We also see that in Luke 2:8 tells us (whatever night it was) that the shepherds were in the field that night and the angel told the m about Christ’s birth. It is not unreasonable for shepherds to be out in the field year round if the weather permitted them to be outside. The winter months can be slightly colder and could potentially offer more precipitation than the summer or fall months. Even still,, the mean December temperatures for Palestine is around 40 degrees. So a warm night in December could potentially be a nice near 50 degrees. So the weather issue could go either way. So in conclusion Dec 25th is not unreasonable. But the main point is that it is not important. My point is to disregard looking for a solid answer to the question of “what day was Jesus born” and instead focus on the reason why WE as Christians are celebrating.

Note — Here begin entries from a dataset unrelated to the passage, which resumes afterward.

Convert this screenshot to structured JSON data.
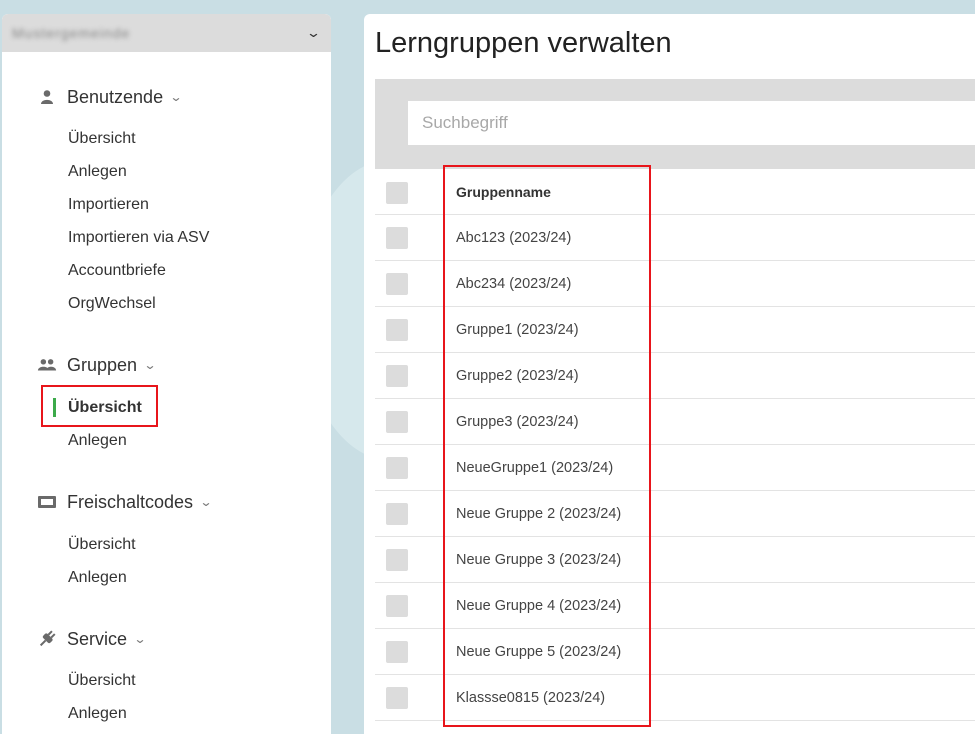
{
  "sidebar": {
    "org_name": "Mustergemeinde",
    "sections": [
      {
        "title": "Benutzende",
        "icon": "person-icon",
        "items": [
          "Übersicht",
          "Anlegen",
          "Importieren",
          "Importieren via ASV",
          "Accountbriefe",
          "OrgWechsel"
        ]
      },
      {
        "title": "Gruppen",
        "icon": "group-icon",
        "items": [
          "Übersicht",
          "Anlegen"
        ],
        "active": "Übersicht"
      },
      {
        "title": "Freischaltcodes",
        "icon": "ticket-icon",
        "items": [
          "Übersicht",
          "Anlegen"
        ]
      },
      {
        "title": "Service",
        "icon": "plug-icon",
        "items": [
          "Übersicht",
          "Anlegen"
        ]
      }
    ]
  },
  "main": {
    "title": "Lerngruppen verwalten",
    "search": {
      "placeholder": "Suchbegriff"
    },
    "table": {
      "header": "Gruppenname",
      "rows": [
        "Abc123 (2023/24)",
        "Abc234 (2023/24)",
        "Gruppe1 (2023/24)",
        "Gruppe2 (2023/24)",
        "Gruppe3 (2023/24)",
        "NeueGruppe1 (2023/24)",
        "Neue Gruppe 2 (2023/24)",
        "Neue Gruppe 3 (2023/24)",
        "Neue Gruppe 4 (2023/24)",
        "Neue Gruppe 5 (2023/24)",
        "Klassse0815 (2023/24)"
      ]
    }
  },
  "colors": {
    "highlight": "#e8151b",
    "active_indicator": "#3caa4a",
    "panel_gray": "#dcdcdc"
  }
}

At this point there are several approaches I could go with this sermon and similarly different approaches to looking at Christmas in light of all that has been pointed out. Some people will try and oppose all of the pagan traditions of these holiday times and say that Christmas is a diabolical paradox because it is not focused on Jesus Christ’s birth. In fact, there are some that say that Christmas is a blasphemous holiday and are very much against it because it is more or less mocking Jesus. Then they is the more lenient, liberal approach which suggests that it is not such a bad thing that the Church wanted to bring Christ into a pagan holiday. This blending and mixing of ideas is acceptable and legitimate. That is why the Dec. date was chosen in the first place to compete with and evangelize Jesus despite pagan tradition.

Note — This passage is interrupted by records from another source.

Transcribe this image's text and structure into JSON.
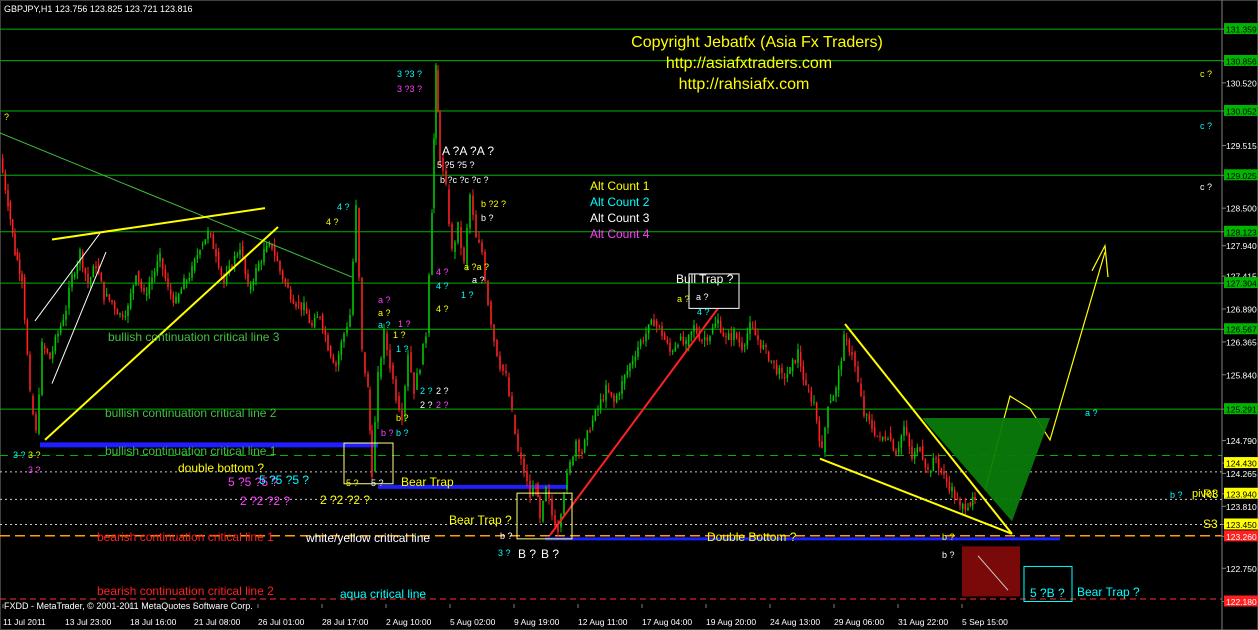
{
  "header": {
    "symbol_line": "GBPJPY,H1  123.756 123.825 123.721 123.816",
    "copyright": "Copyright Jebatfx (Asia Fx Traders)",
    "url1": "http://asiafxtraders.com",
    "url2": "http://rahsiafx.com"
  },
  "footer": {
    "text": "FXDD - MetaTrader, © 2001-2011 MetaQuotes Software Corp."
  },
  "legend": {
    "alt1": "Alt Count 1",
    "alt2": "Alt Count 2",
    "alt3": "Alt Count 3",
    "alt4": "Alt Count 4"
  },
  "colors": {
    "up": "#00c800",
    "down": "#ff2020",
    "grid_line": "#00b400",
    "yellow": "#ffff00",
    "aqua": "#00ffff",
    "magenta": "#ff40ff",
    "blue": "#1e1eff"
  },
  "chart_data": {
    "type": "candlestick",
    "symbol": "GBPJPY",
    "timeframe": "H1",
    "ohlc_last": {
      "open": 123.756,
      "high": 123.825,
      "low": 123.721,
      "close": 123.816
    },
    "ylim": [
      122.18,
      131.6
    ],
    "y_ticks": [
      131.359,
      130.85,
      130.5,
      130.052,
      129.5,
      129.025,
      128.5,
      128.123,
      127.9,
      127.415,
      127.304,
      126.89,
      126.567,
      126.365,
      125.84,
      125.291,
      124.79,
      124.43,
      124.265,
      123.94,
      123.74,
      123.45,
      123.26,
      122.75,
      122.22
    ],
    "y_tick_labels": [
      "131.359",
      "130.856",
      "130.520",
      "130.052",
      "129.515",
      "129.025",
      "128.500",
      "128.123",
      "127.940",
      "127.415",
      "127.304",
      "126.890",
      "126.567",
      "126.365",
      "125.840",
      "125.291",
      "124.790",
      "124.430",
      "124.265",
      "123.940",
      "123.810",
      "123.450",
      "123.260",
      "122.750",
      "122.180"
    ],
    "highlighted_ticks": [
      "131.359",
      "130.856",
      "130.052",
      "129.025",
      "128.123",
      "127.304",
      "126.567",
      "125.291",
      "124.430",
      "123.940",
      "123.450",
      "123.260",
      "122.220"
    ],
    "x_labels": [
      "11 Jul 2011",
      "13 Jul 23:00",
      "18 Jul 16:00",
      "21 Jul 08:00",
      "26 Jul 01:00",
      "28 Jul 17:00",
      "2 Aug 10:00",
      "5 Aug 02:00",
      "9 Aug 19:00",
      "12 Aug 11:00",
      "17 Aug 04:00",
      "19 Aug 20:00",
      "24 Aug 13:00",
      "29 Aug 06:00",
      "31 Aug 22:00",
      "5 Sep 15:00"
    ],
    "path_points": [
      [
        0,
        129.3
      ],
      [
        8,
        128.6
      ],
      [
        15,
        127.8
      ],
      [
        22,
        127.4
      ],
      [
        30,
        125.5
      ],
      [
        36,
        124.9
      ],
      [
        42,
        126.3
      ],
      [
        50,
        126.1
      ],
      [
        58,
        126.5
      ],
      [
        66,
        126.9
      ],
      [
        72,
        127.4
      ],
      [
        80,
        127.8
      ],
      [
        88,
        127.3
      ],
      [
        96,
        127.6
      ],
      [
        104,
        127.1
      ],
      [
        112,
        127.0
      ],
      [
        120,
        126.8
      ],
      [
        128,
        126.9
      ],
      [
        136,
        127.5
      ],
      [
        144,
        127.1
      ],
      [
        152,
        127.4
      ],
      [
        160,
        127.7
      ],
      [
        168,
        127.2
      ],
      [
        176,
        127.0
      ],
      [
        184,
        127.3
      ],
      [
        192,
        127.5
      ],
      [
        200,
        127.9
      ],
      [
        208,
        128.1
      ],
      [
        216,
        127.8
      ],
      [
        224,
        127.3
      ],
      [
        232,
        127.6
      ],
      [
        240,
        127.9
      ],
      [
        248,
        127.2
      ],
      [
        256,
        127.5
      ],
      [
        264,
        127.8
      ],
      [
        272,
        127.9
      ],
      [
        280,
        127.5
      ],
      [
        288,
        127.2
      ],
      [
        296,
        127.0
      ],
      [
        304,
        126.9
      ],
      [
        312,
        126.6
      ],
      [
        320,
        126.8
      ],
      [
        328,
        126.3
      ],
      [
        336,
        126.0
      ],
      [
        344,
        126.5
      ],
      [
        350,
        126.8
      ],
      [
        356,
        128.5
      ],
      [
        362,
        126.2
      ],
      [
        368,
        125.6
      ],
      [
        372,
        124.3
      ],
      [
        378,
        125.8
      ],
      [
        384,
        126.5
      ],
      [
        390,
        126.0
      ],
      [
        396,
        125.5
      ],
      [
        402,
        125.2
      ],
      [
        408,
        126.2
      ],
      [
        414,
        125.6
      ],
      [
        420,
        126.0
      ],
      [
        426,
        126.5
      ],
      [
        432,
        128.5
      ],
      [
        436,
        130.7
      ],
      [
        440,
        129.3
      ],
      [
        446,
        128.8
      ],
      [
        452,
        127.8
      ],
      [
        458,
        128.2
      ],
      [
        464,
        127.6
      ],
      [
        470,
        128.7
      ],
      [
        476,
        128.0
      ],
      [
        482,
        127.8
      ],
      [
        488,
        127.0
      ],
      [
        494,
        126.4
      ],
      [
        500,
        126.0
      ],
      [
        506,
        125.8
      ],
      [
        512,
        125.2
      ],
      [
        518,
        124.6
      ],
      [
        524,
        124.3
      ],
      [
        530,
        123.9
      ],
      [
        536,
        124.1
      ],
      [
        540,
        123.5
      ],
      [
        546,
        124.0
      ],
      [
        552,
        123.6
      ],
      [
        558,
        123.4
      ],
      [
        564,
        124.0
      ],
      [
        570,
        124.4
      ],
      [
        576,
        124.8
      ],
      [
        582,
        124.6
      ],
      [
        590,
        125.0
      ],
      [
        598,
        125.3
      ],
      [
        606,
        125.6
      ],
      [
        614,
        125.4
      ],
      [
        622,
        125.7
      ],
      [
        630,
        126.0
      ],
      [
        638,
        126.3
      ],
      [
        646,
        126.5
      ],
      [
        654,
        126.7
      ],
      [
        662,
        126.5
      ],
      [
        670,
        126.2
      ],
      [
        678,
        126.4
      ],
      [
        686,
        126.3
      ],
      [
        694,
        126.6
      ],
      [
        702,
        126.4
      ],
      [
        710,
        126.5
      ],
      [
        718,
        126.7
      ],
      [
        726,
        126.4
      ],
      [
        734,
        126.5
      ],
      [
        742,
        126.3
      ],
      [
        750,
        126.6
      ],
      [
        758,
        126.4
      ],
      [
        766,
        126.2
      ],
      [
        774,
        126.0
      ],
      [
        782,
        125.8
      ],
      [
        790,
        125.9
      ],
      [
        798,
        126.2
      ],
      [
        806,
        125.6
      ],
      [
        814,
        125.4
      ],
      [
        822,
        124.6
      ],
      [
        828,
        125.4
      ],
      [
        836,
        125.6
      ],
      [
        844,
        126.4
      ],
      [
        852,
        126.2
      ],
      [
        858,
        125.7
      ],
      [
        864,
        125.2
      ],
      [
        872,
        125.0
      ],
      [
        880,
        124.8
      ],
      [
        888,
        124.9
      ],
      [
        896,
        124.6
      ],
      [
        904,
        125.0
      ],
      [
        912,
        124.5
      ],
      [
        920,
        124.7
      ],
      [
        928,
        124.3
      ],
      [
        936,
        124.5
      ],
      [
        944,
        124.2
      ],
      [
        952,
        124.0
      ],
      [
        960,
        123.7
      ],
      [
        968,
        123.8
      ],
      [
        975,
        123.8
      ]
    ]
  },
  "lines": {
    "bull3": "bullish continuation critical line 3",
    "bull2": "bullish continuation critical line 2",
    "bull1": "bullish continuation critical line 1",
    "double_bottom_q": "double bottom ?",
    "bear_trap1": "Bear Trap",
    "bear_trap2": "Bear Trap ?",
    "bear_crit1": "bearish continuation critical line 1",
    "wy_crit": "white/yellow critical line",
    "double_bottom2": "Double Bottom ?",
    "bear_crit2": "bearish continuation critical line 2",
    "aqua_crit": "aqua critical line",
    "bull_trap": "Bull Trap ?",
    "bear_trap3": "Bear Trap ?",
    "r3": "R3",
    "pivot": "pivot",
    "s3": "S3"
  },
  "wave_labels": {
    "c_q": "c ?",
    "a_q": "a ?",
    "b_q": "b ?",
    "q": "?",
    "three_q": "3 ?",
    "four_q": "4 ?",
    "two_q": "2 ?",
    "one_q": "1 ?",
    "five_q": "5 ?",
    "A_q": "A ?",
    "B_q": "B ?",
    "top_33": "3 ?3 ?",
    "A_cluster": "A ?A ?A ?",
    "five_cluster": "5 ?5 ?5 ?",
    "bc_cluster": "b ?c ?c ?c ?",
    "b2_cluster": "b ?2 ?",
    "aa_cluster": "a ?a ?",
    "five_cluster2": "5 ?5 ?5 ?",
    "two_cluster": "2 ?2 ?2 ?",
    "five_b_box": "5 ?B ?"
  }
}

The approach I am taking is a mix of the two. I have grown up in the American materialistic version of the holiday season but I also grow up remembering the reason for the season. I enjoy both giving and receiving presents, decorating the house, singing seasonal songs, and all of those little traditions but I do not let these little things stress me out. I do not make a huge deal of them and above all of these things, I celebrate Jesus Christ as Savior. I thank God that He was born and remember what He did for me. I recall the life of Jesus Christ. It is not so much a “merry bloody death of Christ” – but it is about Christ and on the other hand it is not a huge festivity where I am focused on competing to see how many gifts I get. The traditions are not sinful in themselves. Insomuch as that we remember what Christ’s Mass is all about: It is about Jesus Christ.

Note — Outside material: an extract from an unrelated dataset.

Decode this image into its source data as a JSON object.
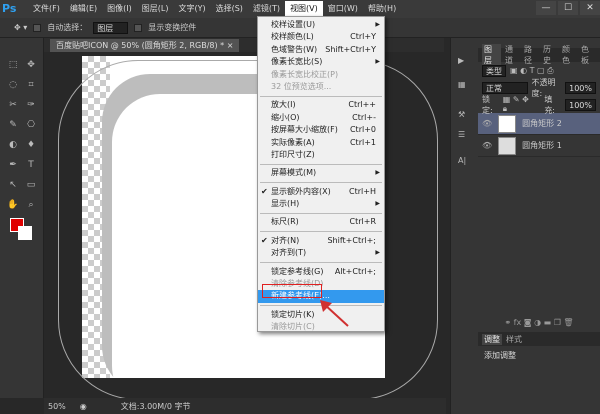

At some point in time Jesus Christ was born of a virgin Mary while they were in the town of Bethlehem to pay taxes and be counted for the census. When the couple arrived to the town the inn had no room for them. He realized that she was pregnant and could offer a manger/a stable. After such a long journey to Bethlehem and a wife who is in the most painful final stages of childbirth, Joseph as got to be thinking…”really? This is where my child, one who is to be called Jesus is to be born?” But being a good godly man, he carries Mary to the most comfortable spot, clears away the animals and builds a fire while saying a prayer to the Father! The Christ child is born in the humble manger. Later that evening shepherds would come and worship him directed by an angel.

Still almost two years later, a caravan of wise men would come and bring gifts of gold, frankincense and myrrh. At this point it is likely that Mary and Joe have moved out of the manger and into a house. These wise men were directed by a star. It is also likely that there were many more than “three” wise men or “kings,” as three wise men carrying three gifts might work logically it is simply not logistically sound because of safety issues and robbery. It is likely that more than three men made the trip in a caravan. These men gave a gift and did not expect or receive any gift in return except to be graced by the presence of Christ as a child.

This is the story of Christ’s birth according to the Word of God. I encourage you to check it out this week despite all the business of the holidays take time and remember Christ! Many of us are too busy planning His party to seek His will or grieve His absence. Let’s enjoy His grace and His presence as we celebrate His birthday. Let’s celebrate Christ this Christ’s mass!